This play is not about very much. A tour guide in a stuffy boring National Trust home with often surprising views about history (Tracey Walker as Lettice Douffet) meets her comeuppance when her employer, the stuffy Charlotte Schoen (Sharon Malujlo), eavesdrops on one of her presentations.
That these two opposites find common ground and eventually common purpose holds the narrative together but what makes this comedy work is the beautiful and at times sublime use of language by playwright Peter Shaffer. It is a treat in the mould of Oscar Wilde and George Bernard Shaw (and a host since) and like their works this is not diminished by the time since it was first performed – what fun all the aforementioned writers would have with virtual signalling and the PC crowd of today.

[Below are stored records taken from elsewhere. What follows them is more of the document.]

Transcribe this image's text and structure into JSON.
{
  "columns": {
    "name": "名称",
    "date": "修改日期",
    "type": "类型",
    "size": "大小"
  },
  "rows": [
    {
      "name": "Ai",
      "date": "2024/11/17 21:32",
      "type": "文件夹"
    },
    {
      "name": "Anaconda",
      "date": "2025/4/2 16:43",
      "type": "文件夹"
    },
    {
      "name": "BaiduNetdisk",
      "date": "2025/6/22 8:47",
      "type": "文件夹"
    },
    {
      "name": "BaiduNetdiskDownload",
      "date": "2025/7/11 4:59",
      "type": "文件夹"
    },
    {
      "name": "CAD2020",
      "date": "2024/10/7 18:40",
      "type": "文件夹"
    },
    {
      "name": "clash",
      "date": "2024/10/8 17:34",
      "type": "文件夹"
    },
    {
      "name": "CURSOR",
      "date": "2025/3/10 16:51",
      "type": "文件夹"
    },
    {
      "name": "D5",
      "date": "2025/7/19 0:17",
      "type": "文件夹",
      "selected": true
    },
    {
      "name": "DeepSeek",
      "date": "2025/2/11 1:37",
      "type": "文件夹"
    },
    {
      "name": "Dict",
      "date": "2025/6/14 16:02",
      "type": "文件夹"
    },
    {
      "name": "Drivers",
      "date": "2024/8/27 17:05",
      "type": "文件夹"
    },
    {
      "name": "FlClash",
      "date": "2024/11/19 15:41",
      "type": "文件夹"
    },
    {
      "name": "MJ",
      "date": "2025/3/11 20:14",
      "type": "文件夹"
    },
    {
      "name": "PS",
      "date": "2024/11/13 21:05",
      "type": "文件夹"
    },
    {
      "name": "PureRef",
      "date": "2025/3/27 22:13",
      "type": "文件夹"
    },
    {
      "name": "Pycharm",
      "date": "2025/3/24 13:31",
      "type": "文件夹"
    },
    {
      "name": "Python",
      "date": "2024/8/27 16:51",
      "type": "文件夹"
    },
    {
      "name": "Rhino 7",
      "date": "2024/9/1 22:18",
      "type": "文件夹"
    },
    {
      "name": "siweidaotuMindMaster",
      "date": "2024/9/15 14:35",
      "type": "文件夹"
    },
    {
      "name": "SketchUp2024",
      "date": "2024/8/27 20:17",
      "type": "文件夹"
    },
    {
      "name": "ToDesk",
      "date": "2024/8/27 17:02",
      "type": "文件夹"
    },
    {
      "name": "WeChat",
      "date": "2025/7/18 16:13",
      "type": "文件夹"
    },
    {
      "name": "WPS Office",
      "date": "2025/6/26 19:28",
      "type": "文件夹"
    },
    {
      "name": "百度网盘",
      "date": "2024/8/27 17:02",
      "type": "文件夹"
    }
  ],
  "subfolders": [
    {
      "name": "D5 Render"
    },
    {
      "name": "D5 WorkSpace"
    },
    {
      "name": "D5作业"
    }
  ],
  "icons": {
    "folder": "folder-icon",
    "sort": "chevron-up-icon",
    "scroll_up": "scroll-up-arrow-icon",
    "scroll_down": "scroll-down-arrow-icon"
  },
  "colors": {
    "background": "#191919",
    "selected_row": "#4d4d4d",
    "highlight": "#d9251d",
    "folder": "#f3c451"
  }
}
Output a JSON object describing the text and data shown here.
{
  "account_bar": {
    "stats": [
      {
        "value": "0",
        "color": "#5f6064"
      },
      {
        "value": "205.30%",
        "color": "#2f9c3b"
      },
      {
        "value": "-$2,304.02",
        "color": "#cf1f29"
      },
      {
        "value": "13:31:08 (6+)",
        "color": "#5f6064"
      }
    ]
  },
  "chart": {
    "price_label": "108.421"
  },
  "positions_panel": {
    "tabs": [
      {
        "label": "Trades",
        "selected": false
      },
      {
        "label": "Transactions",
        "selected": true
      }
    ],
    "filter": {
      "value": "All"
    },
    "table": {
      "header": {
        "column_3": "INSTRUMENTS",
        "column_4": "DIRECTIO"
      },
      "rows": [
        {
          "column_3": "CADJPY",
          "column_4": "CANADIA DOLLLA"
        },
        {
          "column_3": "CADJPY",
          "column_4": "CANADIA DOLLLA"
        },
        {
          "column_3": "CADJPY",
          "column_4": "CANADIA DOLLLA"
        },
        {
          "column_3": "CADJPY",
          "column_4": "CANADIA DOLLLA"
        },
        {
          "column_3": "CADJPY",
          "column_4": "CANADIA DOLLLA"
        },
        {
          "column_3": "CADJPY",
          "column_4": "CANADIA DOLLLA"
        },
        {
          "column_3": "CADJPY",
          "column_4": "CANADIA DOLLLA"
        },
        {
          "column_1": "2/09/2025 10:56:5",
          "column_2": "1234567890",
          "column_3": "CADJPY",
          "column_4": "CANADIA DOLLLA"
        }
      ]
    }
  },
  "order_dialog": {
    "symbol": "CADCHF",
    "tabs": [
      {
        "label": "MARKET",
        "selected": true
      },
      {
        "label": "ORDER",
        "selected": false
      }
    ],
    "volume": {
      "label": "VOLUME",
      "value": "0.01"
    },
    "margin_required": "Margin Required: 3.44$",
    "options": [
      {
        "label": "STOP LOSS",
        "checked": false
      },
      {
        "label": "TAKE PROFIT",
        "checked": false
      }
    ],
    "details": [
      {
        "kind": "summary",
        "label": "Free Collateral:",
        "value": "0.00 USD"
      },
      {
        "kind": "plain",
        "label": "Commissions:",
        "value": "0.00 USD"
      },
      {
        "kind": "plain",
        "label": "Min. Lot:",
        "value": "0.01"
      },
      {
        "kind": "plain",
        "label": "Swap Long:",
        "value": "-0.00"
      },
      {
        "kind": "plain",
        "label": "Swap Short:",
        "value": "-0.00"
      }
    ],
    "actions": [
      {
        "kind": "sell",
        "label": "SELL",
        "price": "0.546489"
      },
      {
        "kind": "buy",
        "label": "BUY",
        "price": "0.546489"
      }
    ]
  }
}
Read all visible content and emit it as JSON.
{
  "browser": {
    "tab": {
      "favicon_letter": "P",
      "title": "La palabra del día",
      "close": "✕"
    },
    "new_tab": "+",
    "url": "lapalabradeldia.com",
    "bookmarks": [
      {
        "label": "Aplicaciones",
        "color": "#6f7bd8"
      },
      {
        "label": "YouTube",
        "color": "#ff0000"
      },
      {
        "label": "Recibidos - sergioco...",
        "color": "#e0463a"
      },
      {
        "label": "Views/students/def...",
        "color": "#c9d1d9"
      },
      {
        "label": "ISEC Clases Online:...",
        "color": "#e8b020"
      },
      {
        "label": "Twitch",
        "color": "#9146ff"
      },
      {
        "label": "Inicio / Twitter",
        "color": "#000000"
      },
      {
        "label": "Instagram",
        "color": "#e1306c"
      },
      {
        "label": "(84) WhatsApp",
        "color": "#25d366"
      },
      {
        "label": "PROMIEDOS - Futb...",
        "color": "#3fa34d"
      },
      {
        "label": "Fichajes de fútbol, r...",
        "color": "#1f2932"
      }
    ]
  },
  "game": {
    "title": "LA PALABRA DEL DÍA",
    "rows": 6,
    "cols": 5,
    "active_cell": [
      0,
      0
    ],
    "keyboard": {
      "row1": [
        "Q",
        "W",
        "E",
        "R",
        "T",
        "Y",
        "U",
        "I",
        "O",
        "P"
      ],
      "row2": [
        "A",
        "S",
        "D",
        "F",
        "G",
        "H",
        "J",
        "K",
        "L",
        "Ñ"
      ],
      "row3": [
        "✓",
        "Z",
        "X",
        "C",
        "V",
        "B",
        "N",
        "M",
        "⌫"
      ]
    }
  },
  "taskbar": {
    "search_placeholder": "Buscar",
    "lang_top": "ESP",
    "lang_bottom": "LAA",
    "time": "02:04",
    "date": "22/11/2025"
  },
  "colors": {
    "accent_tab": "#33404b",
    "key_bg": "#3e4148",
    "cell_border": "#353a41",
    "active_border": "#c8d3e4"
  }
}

But words on a page can sometime not get you very far if the players can’t get them across. In this both Walker and Malujlo exceed, bringing to the fore all their local and in Ms Malujlo’s case international experience. They are simply excellent; the imperturbable Walker and tightly wound ball of Malujlo playing off each other superbly. Timing is everything and with Angela Short’s tight direction both actors never miss delivering on their line with Walker warming to her task as the production advanced, by the end relishing her performance almost as much as her character would have.
Credit must also be given to Jack Robins’ Mr Bardolph; a study in impatience and legal weariness that is refreshed delightfully once the girls hit their stride before him.
This is great fun for lovers of a good laugh as well as those who revel in the wonders of language, a talent for which the English are unsurpassed.
Kryztoff Rating 4K